**** Data ****

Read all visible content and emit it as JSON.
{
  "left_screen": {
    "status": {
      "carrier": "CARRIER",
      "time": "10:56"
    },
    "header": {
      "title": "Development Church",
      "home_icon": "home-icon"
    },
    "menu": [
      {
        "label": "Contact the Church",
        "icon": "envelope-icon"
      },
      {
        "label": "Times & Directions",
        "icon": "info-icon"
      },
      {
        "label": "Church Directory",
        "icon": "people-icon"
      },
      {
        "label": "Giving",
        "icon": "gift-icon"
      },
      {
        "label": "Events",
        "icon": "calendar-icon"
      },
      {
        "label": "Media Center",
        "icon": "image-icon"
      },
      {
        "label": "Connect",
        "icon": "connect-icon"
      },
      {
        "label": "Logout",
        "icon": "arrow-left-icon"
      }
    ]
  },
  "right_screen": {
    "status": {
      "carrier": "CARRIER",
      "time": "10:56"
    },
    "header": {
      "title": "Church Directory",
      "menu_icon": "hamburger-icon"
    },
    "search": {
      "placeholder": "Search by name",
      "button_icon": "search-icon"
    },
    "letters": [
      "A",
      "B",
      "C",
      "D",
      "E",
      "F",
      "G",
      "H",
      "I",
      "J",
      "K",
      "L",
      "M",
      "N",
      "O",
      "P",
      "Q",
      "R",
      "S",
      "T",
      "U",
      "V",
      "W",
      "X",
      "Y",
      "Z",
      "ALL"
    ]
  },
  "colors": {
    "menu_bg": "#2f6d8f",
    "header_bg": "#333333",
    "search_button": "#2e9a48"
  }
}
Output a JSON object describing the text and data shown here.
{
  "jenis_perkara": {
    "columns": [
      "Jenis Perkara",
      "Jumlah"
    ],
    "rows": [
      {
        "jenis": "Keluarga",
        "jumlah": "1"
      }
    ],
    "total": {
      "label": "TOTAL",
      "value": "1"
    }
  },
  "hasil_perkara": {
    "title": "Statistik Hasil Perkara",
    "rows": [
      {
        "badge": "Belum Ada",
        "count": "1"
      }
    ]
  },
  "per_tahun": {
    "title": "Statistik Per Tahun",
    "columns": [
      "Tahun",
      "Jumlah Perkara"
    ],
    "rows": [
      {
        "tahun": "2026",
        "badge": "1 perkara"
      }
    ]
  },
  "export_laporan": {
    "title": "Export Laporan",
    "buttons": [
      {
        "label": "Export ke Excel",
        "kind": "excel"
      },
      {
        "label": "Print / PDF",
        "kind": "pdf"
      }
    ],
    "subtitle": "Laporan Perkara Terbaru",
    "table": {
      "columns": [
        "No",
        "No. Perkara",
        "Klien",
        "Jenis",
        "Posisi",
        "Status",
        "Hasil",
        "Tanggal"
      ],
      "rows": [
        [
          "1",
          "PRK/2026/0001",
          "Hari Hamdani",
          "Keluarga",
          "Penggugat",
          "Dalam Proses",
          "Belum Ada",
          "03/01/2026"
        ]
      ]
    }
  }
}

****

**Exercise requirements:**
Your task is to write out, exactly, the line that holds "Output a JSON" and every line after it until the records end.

**Solution:**
Output a JSON object describing the text and data shown here.
{
  "jenis_perkara": {
    "columns": [
      "Jenis Perkara",
      "Jumlah"
    ],
    "rows": [
      {
        "jenis": "Keluarga",
        "jumlah": "1"
      }
    ],
    "total": {
      "label": "TOTAL",
      "value": "1"
    }
  },
  "hasil_perkara": {
    "title": "Statistik Hasil Perkara",
    "rows": [
      {
        "badge": "Belum Ada",
        "count": "1"
      }
    ]
  },
  "per_tahun": {
    "title": "Statistik Per Tahun",
    "columns": [
      "Tahun",
      "Jumlah Perkara"
    ],
    "rows": [
      {
        "tahun": "2026",
        "badge": "1 perkara"
      }
    ]
  },
  "export_laporan": {
    "title": "Export Laporan",
    "buttons": [
      {
        "label": "Export ke Excel",
        "kind": "excel"
      },
      {
        "label": "Print / PDF",
        "kind": "pdf"
      }
    ],
    "subtitle": "Laporan Perkara Terbaru",
    "table": {
      "columns": [
        "No",
        "No. Perkara",
        "Klien",
        "Jenis",
        "Posisi",
        "Status",
        "Hasil",
        "Tanggal"
      ],
      "rows": [
        [
          "1",
          "PRK/2026/0001",
          "Hari Hamdani",
          "Keluarga",
          "Penggugat",
          "Dalam Proses",
          "Belum Ada",
          "03/01/2026"
        ]
      ]
    }
  }
}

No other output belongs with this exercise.